She’s required to attest that neither she nor her spouse own stocks in certain companies as a condition of her employment. Would she get caught if she lied about it? Very unlikely. Could she get fired for something that I did? Maybe not if we took it to court and had a good lawyer. But she’s far too honest to lie about it and it didn’t seem worthwhile to fight it. It was annoying but my company’s stock hasn’t been doing especially great lately anyway.


That attestation must surely include the words ‘to the best of my knowledge’ - it certainly would if I were asked to make it!

You can’t prove a negative! :wink:

ETA what business is it of her employer whether she even has a spouse or not? (Yeah, USA - probably something to do with medical insurance?)

Yeah, well I wasn’t going to lie to her when she asked me.

Here’s some of the relevant language:


Unless @Otherbrother is filing taxes separately, at some point she would be signing off on both not owning them and on the proceeds from selling them as part of filing taxes. That would clearly be grounds for termination, or tax fraud. :man_shrugging:

Much easier to just not own them.

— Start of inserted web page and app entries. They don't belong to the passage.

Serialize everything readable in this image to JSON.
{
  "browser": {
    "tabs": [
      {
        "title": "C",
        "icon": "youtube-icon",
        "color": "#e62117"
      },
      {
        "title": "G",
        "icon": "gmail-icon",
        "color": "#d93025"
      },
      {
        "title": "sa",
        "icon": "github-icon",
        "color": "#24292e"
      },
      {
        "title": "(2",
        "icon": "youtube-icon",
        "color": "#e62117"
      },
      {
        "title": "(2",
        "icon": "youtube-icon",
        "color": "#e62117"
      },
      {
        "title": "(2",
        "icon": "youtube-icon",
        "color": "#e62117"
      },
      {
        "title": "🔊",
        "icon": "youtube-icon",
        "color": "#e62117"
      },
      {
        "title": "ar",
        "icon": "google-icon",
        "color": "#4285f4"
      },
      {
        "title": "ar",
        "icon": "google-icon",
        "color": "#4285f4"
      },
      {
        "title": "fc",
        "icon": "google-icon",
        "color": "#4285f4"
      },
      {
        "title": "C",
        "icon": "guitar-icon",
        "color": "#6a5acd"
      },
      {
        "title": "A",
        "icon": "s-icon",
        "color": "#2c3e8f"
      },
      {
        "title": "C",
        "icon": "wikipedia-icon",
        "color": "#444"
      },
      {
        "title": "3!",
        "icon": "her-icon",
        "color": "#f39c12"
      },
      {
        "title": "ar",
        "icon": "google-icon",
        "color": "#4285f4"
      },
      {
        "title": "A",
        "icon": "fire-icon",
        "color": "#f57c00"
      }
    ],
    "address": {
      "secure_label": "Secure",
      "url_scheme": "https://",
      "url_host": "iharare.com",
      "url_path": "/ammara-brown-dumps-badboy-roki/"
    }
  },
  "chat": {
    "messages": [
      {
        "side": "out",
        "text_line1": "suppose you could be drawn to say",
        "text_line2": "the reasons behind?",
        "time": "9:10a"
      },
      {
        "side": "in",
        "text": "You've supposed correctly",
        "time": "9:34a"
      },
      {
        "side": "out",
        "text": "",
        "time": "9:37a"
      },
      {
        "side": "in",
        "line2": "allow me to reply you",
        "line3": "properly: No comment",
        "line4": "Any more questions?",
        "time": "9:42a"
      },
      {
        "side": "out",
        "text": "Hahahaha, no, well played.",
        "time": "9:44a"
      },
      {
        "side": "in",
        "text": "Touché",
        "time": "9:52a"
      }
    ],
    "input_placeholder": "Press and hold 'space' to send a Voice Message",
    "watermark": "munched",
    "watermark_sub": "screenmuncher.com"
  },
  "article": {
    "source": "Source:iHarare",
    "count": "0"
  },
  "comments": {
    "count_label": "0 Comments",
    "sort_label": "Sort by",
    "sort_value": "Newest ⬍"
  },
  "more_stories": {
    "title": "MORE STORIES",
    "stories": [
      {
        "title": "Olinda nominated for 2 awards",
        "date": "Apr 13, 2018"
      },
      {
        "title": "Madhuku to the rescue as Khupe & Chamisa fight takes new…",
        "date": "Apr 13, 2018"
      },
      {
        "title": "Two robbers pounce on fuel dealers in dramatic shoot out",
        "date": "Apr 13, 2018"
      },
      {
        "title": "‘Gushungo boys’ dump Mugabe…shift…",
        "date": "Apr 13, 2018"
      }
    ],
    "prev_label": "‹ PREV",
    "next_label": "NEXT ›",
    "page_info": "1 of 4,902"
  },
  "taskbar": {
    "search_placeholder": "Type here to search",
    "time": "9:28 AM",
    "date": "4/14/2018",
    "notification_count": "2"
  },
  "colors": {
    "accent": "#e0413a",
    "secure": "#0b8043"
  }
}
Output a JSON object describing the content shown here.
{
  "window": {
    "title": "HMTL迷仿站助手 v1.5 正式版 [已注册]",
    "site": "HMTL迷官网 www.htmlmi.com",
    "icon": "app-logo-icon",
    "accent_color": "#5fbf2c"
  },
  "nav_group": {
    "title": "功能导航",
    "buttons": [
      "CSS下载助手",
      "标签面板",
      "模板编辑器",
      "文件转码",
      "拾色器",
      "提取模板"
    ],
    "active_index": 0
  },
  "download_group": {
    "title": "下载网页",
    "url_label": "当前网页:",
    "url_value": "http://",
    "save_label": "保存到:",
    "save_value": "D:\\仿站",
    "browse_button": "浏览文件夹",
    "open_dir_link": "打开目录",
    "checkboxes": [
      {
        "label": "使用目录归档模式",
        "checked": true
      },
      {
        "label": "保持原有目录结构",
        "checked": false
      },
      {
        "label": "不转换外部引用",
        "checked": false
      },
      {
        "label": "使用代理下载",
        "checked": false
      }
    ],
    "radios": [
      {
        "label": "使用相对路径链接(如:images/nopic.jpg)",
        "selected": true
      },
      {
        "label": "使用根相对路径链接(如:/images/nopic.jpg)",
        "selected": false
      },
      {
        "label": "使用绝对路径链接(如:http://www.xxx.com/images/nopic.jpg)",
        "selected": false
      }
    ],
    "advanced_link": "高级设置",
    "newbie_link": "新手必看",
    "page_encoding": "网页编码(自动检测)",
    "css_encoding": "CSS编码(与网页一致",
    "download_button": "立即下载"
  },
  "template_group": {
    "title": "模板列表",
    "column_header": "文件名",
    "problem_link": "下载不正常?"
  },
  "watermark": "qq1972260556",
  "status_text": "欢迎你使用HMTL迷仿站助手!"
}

For me, my company doesn’t interact with my wife’s field, so it’s not an issue. :slight_smile: She does remind me every year to not buy any stocks that would conflict.

When she goes to conferences or interacts with companies, they’re not allowed to accept anything. No bagels, coffee, nothing that could be perceived to have any value at all. That the entire federal bureaucracy has to follow these rules, but that justices (and congress people) don’t have to follow the same rules is shameful.

They could probably relax them a little. I’m not sure how much “good will” some coffee an bagels would create. Maybe a donut or chocolate croissant would be too much. Certainly not as much as a luxury RV though.


The justices should be impeached and removed from the court.

Any implication of corruption undermines our entire justice system.


It was a big surprise for me to learn that my company interacts with the Department of the Interior in any meaningful way. They’re a multinational entertainment company, not a mineral extraction company leasing a lot of Federal land. But apparently they do have fingers in a lot of pies, including some kind of minor gas drilling or pipeline out in Florida or something.


Yes, Congress could impeach and remove a justice, but that would require right wingers to care more about preserving trust in the Court than about having control of it.


That is indeed a problem, and is used as a defence in public scandals about exactly this kind of insider trading by politicians’ spouses in Norway right now.

During Solberg’s two terms in office, from 2013 to 2021, her husband, Sindre Finnes, allegedly made more than 3,600 share deals, many of which would have disqualified her from the role.

“I mean very clearly that I have responsibility, and I have explained why: I thought I had fulfilled my responsibility,” Solberg, 62, said on Thursday. “I had no reason to believe that Sindre was deceiving me.”

Finnes has issued a statement through his lawyer, admitting that he lied to his wife about his trading but said that he never acted on inside information, which would have been a criminal offence.